Though the fossil fuel industry and Alberta government cheered the development, not all obstacles have been removed; the expansion project still faces a legal challenge from Indigenous groups.

According to Torrance Coste, national campaign director with the Wilderness Committee, there's not place in the 21st Century for these types of fossil fuel projects.

"We need to get this through our heads," Coste tweeted, "if projects violate Indigenous rights, threaten ecosystems, and increase CO2 emissions, they don't belong in our economy in 2020, period."

Our work is licensed under Creative Commons (CC BY-NC-ND 3.0). Feel free to republish and share widely.

We've had enough. The 1% own and operate the corporate media. They are doing everything they can to defend the status quo, squash dissent and protect the wealthy and the powerful. The Common Dreams media model is different. We cover the news that matters to the 99%. Our mission? To inform. To inspire. To ignite change for the common good. How? Nonprofit. Independent. Reader-supported. Free to read. Free to republish. Free to share. With no advertising. No paywalls. No selling of your data. Thousands of small donations fund our newsroom and allow us to continue publishing. Can you chip in? We can't do it without you. Thank you.

UN Agency Condemns 'Homophobic and Racist' Monkeypox Reporting

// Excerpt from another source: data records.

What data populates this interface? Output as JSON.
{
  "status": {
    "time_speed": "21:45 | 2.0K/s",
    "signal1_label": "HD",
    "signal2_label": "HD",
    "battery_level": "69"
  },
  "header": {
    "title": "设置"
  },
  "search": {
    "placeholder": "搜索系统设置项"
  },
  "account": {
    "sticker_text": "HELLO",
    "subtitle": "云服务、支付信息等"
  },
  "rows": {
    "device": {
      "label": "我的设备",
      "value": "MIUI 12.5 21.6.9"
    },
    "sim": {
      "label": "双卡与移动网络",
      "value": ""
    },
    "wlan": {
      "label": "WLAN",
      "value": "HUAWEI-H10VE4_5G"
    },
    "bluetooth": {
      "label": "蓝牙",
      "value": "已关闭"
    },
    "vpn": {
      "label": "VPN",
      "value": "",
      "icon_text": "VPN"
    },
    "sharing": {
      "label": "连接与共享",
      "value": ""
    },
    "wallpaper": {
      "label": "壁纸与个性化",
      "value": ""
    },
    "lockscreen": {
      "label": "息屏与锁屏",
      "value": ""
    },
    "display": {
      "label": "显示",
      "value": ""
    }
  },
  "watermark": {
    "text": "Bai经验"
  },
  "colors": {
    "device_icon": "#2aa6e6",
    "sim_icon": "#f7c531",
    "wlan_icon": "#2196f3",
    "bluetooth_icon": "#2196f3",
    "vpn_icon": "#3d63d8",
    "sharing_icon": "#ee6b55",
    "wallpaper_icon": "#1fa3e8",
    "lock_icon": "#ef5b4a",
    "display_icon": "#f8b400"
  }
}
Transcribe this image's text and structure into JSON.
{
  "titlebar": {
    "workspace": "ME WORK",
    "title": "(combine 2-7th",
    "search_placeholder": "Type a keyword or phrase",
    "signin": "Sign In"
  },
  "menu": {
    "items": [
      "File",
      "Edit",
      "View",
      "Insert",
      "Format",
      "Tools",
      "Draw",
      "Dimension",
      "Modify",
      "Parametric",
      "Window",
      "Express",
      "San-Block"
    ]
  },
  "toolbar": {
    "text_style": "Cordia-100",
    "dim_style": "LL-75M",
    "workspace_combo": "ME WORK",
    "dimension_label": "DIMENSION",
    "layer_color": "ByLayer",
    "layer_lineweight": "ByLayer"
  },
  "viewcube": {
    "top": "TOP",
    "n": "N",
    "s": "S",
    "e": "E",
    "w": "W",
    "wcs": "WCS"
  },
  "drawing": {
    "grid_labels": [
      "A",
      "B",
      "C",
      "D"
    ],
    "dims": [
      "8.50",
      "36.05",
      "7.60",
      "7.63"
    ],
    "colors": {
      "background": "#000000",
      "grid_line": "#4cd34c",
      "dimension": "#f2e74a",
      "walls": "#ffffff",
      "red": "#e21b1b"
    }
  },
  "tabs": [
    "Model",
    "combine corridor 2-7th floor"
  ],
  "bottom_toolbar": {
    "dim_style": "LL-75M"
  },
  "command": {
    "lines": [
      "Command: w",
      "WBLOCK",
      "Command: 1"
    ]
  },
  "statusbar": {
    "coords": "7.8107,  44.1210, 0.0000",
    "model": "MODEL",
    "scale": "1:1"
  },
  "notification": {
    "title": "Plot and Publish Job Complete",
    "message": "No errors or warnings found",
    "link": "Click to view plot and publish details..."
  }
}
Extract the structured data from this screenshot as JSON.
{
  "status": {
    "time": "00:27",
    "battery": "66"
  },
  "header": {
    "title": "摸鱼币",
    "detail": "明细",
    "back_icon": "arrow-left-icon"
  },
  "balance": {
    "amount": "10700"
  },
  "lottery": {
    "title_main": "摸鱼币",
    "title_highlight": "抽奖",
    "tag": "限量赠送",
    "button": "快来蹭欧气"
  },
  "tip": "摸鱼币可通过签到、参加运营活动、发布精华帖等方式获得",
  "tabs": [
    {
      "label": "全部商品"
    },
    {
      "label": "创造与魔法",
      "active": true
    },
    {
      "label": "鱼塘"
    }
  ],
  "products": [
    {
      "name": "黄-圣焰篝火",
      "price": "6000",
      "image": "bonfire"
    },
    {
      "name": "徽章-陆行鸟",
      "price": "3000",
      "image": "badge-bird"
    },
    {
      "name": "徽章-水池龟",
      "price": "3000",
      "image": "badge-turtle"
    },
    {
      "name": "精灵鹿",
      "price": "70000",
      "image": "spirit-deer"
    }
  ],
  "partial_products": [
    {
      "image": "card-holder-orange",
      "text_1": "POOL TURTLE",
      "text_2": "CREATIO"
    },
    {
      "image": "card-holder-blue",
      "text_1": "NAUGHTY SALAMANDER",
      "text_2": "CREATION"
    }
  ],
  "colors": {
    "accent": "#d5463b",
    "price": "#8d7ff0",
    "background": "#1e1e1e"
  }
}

"Stigma hurts everyone," says one ranking UNAIDS official. "Shared science and social solidarity help everyone."

Brett Wilkins ·

'Tax the Rich,' Say Millionaire Activists Protesting at Davos Amid Record Wealth, Inequality

"As someone who has enjoyed the benefits of wealth my whole life I know how skewed our economy is and I cannot continue to sit back and wait for someone, somewhere, to do something," said one demonstrator.

Brett Wilkins ·

Rights Group Urges Civilian Safeguards as Biden Sends Troops Back to Somalia

"A culture of impunity for civilian loss breeds resentment and mistrust among the population and undermines efforts to build a more rights-respecting state," Human Rights Watch's regional director asserted.

Brett Wilkins ·

Australian Progressives Hail 'Greenslide' Amid Big Left Wins and Morrison's Ouster

"People have backed the Greens in record numbers and delivered a massive mandate for action on climate and inequality," said party leader Adam Bandt.

Brett Wilkins ·

Omar Leads Charge Against Baby Formula Monopolies Amid US Shortage

Democrats urge the FTC to probe "any unfair or unsustainable practices, like deceptive marketing, price gouging, and stock buybacks, that may be weakening our nutritional formula supply."

Jessica Corbett ·

Common Dreams Logo